◆ **EXERCISE DIRECTIONS**
Show every line of the material that follows in which the word "text" occurs.
┌──
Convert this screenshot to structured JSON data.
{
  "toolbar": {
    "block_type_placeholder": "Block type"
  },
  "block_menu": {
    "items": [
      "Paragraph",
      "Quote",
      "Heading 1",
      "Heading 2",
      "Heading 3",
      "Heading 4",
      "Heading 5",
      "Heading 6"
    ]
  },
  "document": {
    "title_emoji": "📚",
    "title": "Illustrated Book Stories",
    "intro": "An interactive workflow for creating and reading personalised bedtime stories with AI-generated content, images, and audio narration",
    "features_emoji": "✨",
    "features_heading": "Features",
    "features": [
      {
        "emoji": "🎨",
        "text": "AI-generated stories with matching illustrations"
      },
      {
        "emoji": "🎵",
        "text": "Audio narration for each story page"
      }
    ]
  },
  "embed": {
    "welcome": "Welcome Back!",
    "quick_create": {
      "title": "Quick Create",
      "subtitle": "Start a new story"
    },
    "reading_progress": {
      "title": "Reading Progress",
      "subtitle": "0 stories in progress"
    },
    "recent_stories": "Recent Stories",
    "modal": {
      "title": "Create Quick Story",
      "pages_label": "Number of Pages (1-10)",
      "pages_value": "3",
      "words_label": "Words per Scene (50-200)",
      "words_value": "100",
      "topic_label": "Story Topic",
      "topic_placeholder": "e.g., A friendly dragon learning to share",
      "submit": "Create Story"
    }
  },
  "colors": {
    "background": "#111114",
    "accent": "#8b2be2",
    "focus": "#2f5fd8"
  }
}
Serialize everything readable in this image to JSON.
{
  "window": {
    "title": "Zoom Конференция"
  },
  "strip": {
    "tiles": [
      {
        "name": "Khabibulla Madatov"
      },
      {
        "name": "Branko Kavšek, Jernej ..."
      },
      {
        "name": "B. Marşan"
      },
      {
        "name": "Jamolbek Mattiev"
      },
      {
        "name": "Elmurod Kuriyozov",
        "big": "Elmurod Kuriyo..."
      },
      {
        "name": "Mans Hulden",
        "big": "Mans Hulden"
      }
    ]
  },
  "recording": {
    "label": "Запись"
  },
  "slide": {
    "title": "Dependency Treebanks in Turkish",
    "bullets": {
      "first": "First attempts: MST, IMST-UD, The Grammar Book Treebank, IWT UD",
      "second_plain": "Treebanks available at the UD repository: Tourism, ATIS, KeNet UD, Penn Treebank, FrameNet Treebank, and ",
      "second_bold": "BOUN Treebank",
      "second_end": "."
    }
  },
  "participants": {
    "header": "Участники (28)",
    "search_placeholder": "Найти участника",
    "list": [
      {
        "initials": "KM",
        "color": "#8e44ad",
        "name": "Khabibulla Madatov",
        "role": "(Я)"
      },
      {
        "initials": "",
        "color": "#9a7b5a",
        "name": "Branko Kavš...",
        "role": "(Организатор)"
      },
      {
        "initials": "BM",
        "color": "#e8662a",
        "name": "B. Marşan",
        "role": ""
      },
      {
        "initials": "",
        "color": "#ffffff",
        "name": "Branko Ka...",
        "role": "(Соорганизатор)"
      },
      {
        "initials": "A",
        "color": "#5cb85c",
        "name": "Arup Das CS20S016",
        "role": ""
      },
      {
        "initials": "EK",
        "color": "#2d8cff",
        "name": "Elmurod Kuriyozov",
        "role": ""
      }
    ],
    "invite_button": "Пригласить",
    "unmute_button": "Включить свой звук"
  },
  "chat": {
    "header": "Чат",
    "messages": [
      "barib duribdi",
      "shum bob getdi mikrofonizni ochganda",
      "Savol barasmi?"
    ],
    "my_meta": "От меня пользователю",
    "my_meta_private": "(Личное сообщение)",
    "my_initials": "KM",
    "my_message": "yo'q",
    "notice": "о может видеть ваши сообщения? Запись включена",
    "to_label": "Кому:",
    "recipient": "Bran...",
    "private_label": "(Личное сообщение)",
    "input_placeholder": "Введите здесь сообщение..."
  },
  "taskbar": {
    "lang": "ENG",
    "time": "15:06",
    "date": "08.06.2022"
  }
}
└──
◆ **SOLUTION BELOW**
        "text": "AI-generated stories with matching illustrations"
        "text": "Audio narration for each story page"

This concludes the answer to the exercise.